rachel soh

9

AMBER.

Long + Short
211 Parnell Rd, Auckland, NZ


What made you fall in love with coffee?
A whole list of things. The flavour, the nostalgia associated with my childhood and my dad’s love for coffee, the vibe of being in a cafe, and the process of grabbing a coffee on the way to an 8am lecture. Ultimately it’s the excitement of making coffee that has really drawn me in. I still find it so fun.

What’s your go-to coffee preparation method?
At home it’s a V60 because it’s easy and tastes delicious (also I’m the biggest fan of soft brews). At work it’s my Moccamaster - it makes a large batch of filter coffee and you can’t argue with refills of a damn good batch brew.

Who’s the most fascinating person coffee has connected you with?
I once met an Australian theatre star - he was on tour with his show in Auckland and was wearing a giant fur hat. I can’t remember his name but he was the most flamboyant, interesting and theatrical man I’ve ever met.

Outside of making coffee, what are you passionate about?
Music, the ocean, art, adventure, film - pretty much anything and everything, I am endlessly fascinated by the world.

Where do you get your caffeine fix on your days off?
It depends on who I’m with and where I am. One of my flatmates works at Ceremony in Grafton so my friends and I often head there on a Saturday. My favourite place of all time was Good One but it’s closed now, so I can’t wait for Coffee Supreme to do something new in Auckland. I’m a big fan of Camper too.

How has being a barista impacted your work as an artist/musician?
My cafe is pretty chill so it has definitely created a place for my mind to wander and be inspired, particularly by the music we play. I’ve gotten to meet so many cool musicians and on a practical level, being a barista is my source of income to fund my own music-making.

What’s next for you?
I have no idea. Hopefully travel, more coffee and a lot more music-making - something that I can share with the rest of the world.

If you could have coffee with anyone, dead or alive, who would it be and why?
Damn, this is hard. Probably Wes Anderson. Or Prince. Or both at the same time. And maybe Audrey Hepburn as well.
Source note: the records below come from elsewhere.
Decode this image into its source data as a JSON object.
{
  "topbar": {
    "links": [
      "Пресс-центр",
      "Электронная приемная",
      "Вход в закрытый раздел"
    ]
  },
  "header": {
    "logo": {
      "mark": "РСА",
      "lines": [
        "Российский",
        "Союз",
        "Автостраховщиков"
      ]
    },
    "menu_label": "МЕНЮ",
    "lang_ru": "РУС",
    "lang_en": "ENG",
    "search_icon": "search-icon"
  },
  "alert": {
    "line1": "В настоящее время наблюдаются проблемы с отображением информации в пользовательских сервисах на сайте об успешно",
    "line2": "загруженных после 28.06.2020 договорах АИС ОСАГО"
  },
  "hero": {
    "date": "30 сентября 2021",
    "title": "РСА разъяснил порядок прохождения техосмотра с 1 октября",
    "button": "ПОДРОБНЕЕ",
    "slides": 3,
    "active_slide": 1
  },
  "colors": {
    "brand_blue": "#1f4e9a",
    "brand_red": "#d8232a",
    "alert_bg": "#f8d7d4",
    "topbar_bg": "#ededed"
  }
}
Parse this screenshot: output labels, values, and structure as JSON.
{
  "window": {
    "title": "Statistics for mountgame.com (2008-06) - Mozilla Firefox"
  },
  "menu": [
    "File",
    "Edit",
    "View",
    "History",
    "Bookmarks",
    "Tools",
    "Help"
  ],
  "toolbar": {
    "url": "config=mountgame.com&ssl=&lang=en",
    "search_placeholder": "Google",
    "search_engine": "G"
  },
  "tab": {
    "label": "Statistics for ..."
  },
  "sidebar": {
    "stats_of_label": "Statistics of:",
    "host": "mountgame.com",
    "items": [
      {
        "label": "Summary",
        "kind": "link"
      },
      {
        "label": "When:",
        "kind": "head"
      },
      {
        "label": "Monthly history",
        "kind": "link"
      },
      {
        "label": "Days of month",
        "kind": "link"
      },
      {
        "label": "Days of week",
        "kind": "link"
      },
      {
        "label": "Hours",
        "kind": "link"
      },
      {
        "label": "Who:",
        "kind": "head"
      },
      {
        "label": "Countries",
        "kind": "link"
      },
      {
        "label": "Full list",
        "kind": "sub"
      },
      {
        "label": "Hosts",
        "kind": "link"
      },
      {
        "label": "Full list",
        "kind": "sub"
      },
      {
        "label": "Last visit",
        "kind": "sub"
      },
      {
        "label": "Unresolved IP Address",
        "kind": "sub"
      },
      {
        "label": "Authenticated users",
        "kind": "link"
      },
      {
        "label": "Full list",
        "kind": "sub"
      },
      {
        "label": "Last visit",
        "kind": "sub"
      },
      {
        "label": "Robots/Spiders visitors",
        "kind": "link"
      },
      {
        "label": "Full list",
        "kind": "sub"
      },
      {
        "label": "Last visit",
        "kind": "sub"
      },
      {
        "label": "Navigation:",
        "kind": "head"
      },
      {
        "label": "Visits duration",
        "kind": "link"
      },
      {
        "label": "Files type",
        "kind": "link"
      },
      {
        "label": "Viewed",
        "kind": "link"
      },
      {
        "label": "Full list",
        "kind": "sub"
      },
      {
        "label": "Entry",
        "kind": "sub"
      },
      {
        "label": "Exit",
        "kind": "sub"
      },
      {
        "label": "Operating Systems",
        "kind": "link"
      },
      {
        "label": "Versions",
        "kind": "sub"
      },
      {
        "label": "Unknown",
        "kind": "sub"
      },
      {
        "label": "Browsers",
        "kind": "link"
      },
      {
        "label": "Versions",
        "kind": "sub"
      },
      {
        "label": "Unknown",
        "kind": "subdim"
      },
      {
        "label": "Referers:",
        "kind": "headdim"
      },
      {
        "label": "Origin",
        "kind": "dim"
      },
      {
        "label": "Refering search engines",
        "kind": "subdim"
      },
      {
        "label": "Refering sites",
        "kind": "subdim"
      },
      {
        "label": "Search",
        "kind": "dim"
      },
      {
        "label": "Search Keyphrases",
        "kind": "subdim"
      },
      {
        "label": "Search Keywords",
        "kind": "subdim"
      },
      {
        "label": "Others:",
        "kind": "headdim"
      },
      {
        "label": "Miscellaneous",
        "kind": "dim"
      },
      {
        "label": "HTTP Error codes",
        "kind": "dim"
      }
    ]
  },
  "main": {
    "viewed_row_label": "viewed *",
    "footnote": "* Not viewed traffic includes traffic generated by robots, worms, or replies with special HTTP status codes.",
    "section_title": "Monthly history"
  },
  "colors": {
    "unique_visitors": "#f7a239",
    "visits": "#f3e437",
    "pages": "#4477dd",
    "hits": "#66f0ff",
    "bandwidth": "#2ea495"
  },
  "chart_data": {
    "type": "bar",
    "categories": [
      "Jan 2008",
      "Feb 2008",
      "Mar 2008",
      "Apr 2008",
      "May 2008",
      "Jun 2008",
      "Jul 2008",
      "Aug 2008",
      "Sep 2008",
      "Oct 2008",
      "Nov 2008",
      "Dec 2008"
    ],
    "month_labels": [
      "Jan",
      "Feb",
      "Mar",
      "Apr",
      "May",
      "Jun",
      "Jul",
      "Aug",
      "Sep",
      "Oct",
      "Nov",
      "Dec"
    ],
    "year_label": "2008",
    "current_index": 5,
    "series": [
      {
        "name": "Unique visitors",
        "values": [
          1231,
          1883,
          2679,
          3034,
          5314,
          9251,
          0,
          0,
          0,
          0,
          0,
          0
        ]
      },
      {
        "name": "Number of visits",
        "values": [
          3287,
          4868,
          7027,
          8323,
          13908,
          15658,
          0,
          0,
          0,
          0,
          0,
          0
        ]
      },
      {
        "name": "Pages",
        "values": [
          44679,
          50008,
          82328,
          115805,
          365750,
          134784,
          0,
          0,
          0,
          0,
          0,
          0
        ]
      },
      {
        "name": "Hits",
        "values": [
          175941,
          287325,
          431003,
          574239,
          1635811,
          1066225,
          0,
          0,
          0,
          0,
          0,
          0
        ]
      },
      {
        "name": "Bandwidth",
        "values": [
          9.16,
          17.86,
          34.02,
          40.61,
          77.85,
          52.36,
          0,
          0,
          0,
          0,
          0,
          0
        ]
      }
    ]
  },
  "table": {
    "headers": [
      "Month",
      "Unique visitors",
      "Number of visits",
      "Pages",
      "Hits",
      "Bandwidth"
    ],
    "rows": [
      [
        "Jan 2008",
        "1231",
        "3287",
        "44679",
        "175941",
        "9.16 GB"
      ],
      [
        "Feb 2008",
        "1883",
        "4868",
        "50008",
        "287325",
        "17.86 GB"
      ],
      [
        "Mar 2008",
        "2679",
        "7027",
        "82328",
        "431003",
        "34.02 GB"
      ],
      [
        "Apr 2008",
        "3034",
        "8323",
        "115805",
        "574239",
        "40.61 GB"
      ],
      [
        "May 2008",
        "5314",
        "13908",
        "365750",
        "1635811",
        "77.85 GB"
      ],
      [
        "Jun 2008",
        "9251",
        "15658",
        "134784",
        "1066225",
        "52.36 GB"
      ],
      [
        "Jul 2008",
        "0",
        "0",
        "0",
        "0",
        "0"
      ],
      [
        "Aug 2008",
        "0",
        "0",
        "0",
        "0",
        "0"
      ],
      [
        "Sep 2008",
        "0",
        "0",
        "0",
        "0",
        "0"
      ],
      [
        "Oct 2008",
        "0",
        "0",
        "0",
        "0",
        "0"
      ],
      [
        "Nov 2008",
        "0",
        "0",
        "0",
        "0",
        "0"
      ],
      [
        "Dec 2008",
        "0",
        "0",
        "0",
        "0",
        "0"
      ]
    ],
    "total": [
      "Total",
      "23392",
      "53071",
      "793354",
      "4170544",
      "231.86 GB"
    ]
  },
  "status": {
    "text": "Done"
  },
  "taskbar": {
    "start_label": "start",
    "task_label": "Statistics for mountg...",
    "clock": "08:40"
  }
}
Oh, and John Hughes who directed Ferris Bueller’s Day Off, which is my favourite film.

9

YASUJI.

Coffee Pen
6 Basque Rd, Eden Terrace, Auckland, NZ


What made you fall in love with coffee?
My first cup of espresso in Australia, about 17 years ago.

What’s your go-to coffee preparation method?
The Hario V60. It delivers the most accentuated and crisp flavours, in my opinion.

Who’s the most fascinating person coffee has connected you with?
Probably all the local baristas I got to meet in Sydney when I worked there.

Outside of making coffee, what are you passionate about?
Music. Just about any kind of music, really - post-rock, jazz, ambient, break beats, techno, contemporary, noise (except pop), gangsta rap, punk, metal etc.

Where do you get your caffeine fix on your days off?
My favourite cafés in Auckland are Be Specialty, Camper and ARK.

What was the idea behind Coffee Pen when you started?
The idea was to create a space that people find necessary. The same way that speakers don’t work without amplifiers or doors without doorknobs - I wanted Coffee Pen to be that in people’s everyday lives.

How does New Zealand’s coffee industry differ from other cities you’ve worked in?
In the USA or Japan, people tend to choose cafes by their name or brand, but here in New Zealand, people have identified and are loyal to their favorite cafes or baristas.

If you could have coffee with anyone, dead or alive, who would it be and why?
Definitely Steve Reich. I want to know what makes him tick.